This summer, I asked people on Twitter where they’d put Marner league wide among forwards, as of right this instant. I got responses mostly putting him in the 20th to 40th range; I had him 28th. Mitch, though, just turned 22, whereas several of the guys ahead of him are already at their peak or passing it. I think Marner’s point totals will likely dip a little bit as his OIS% regresses to the mean, but there’s a counteracting force, too: we could reasonably expect him to get even better. That’s pretty incredible.
In a world with a cap that usually rises, with what we know about aging curves, with an RFA class that is increasingly moving to get paid more on their second contracts, you can make a credible argument that Marner is worth a ton of money—not as much as Auston Matthews, but not all that much less, either. It’s frustrating to Leaf fans, because we see RFA after RFA around the league get paid lower numbers, and many of us hoped that Marner the hometown hero might take a little less than the most he could get. It doesn’t sound like that’s going to happen. That’s tough for us, and the cap room we won’t have as a consequence isn’t nothing.

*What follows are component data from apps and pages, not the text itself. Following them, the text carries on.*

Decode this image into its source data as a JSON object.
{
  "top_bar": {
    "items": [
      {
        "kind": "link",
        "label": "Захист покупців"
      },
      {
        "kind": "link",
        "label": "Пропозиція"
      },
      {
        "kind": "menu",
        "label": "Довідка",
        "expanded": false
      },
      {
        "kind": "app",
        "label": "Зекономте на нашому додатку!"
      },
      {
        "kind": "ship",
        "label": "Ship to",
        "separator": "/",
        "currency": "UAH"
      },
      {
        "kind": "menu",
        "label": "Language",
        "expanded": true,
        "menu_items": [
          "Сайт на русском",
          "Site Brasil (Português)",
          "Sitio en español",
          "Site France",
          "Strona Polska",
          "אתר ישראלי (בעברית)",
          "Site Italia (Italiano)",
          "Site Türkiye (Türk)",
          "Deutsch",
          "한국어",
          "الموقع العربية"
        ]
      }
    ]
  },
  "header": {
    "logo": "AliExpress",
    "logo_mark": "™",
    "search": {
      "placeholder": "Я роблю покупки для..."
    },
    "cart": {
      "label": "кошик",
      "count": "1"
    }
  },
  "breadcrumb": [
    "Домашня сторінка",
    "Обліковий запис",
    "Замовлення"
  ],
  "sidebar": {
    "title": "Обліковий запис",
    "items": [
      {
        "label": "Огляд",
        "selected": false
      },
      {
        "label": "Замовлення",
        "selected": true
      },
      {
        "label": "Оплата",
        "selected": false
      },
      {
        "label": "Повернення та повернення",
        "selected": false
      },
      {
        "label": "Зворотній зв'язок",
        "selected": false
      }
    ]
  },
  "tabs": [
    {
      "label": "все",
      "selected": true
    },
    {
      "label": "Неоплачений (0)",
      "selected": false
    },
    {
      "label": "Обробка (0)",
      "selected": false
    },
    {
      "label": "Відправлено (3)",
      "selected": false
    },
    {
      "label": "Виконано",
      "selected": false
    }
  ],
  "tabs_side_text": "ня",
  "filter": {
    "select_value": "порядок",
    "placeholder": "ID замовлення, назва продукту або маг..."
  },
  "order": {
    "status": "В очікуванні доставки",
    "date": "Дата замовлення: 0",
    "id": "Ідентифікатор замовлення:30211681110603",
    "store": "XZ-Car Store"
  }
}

But in the end: Mitch Marner is one of those special players we had almost none of during our years in the wilderness. If we have to overpay him, I won’t be happy about it, but I’ll live with it because to some extent he really is that good. I think when this all gets resolved, Mitch is going to be a Leaf for a long time. And salary cap be damned, that’s a great thing for this team.
I still love Marner and want him to re-sign with the Leafs very badly. He’s a really fun player to watch. I want him on Tavares’ wing for years to come. Do the thing, Mitch, I take back calling you Rich Marner I only did it to piss off people on Twitter!
I don’t want to talk about contracts, but I do think something funny is going on with the collective opinion on Marner’s ability. Here’s my advice: if you find someone who will bet you that Marner will score that many points again, take the bet. But even if a lot of hot air has been puffed into his reputation, let us not forget how hot he was to start with. This is not P.A. Parenteau riding along with JT like some baby strapped to his back. This is not just the Tavares effect here; this guy is real, and he’s got talent he hasn’t fully utilized yet. Even better, most of that talent is in his brain. If scoring skill is the most rare, and the most worth paying for, thinking the game like a blitz chess master has to be the next most important. He will be a Maple Leaf for life. He will stand someday, an old man going to seed, watching that number 16 go up in the rafters. That I would also bet on.
I don’t expect Marner to hit 94 points again, but there’s a massive amount of room between elite NHL player and 94+ point superstar, and my bet is that Marner will comfortably reside in that space for the next eight to ten years. We’re likely going to sign him for more money and fewer years than I would like, but at the end of the day, having Mitch Marner on your team is a very very good thing.
Credit where it’s due, Marner had a big season right before his contract came due. He earned the right to pump his value and get more than we were all expecting following his first two seasons. That said, holy crap just sign the damn contract, this has gone on long enough. I won’t lie, this whole summer has really taxed my feelings on Mitch. It’s been death by a thousand cuts. Hopefully he gets on the ice in a Leafs jersey and band-aids that all back up.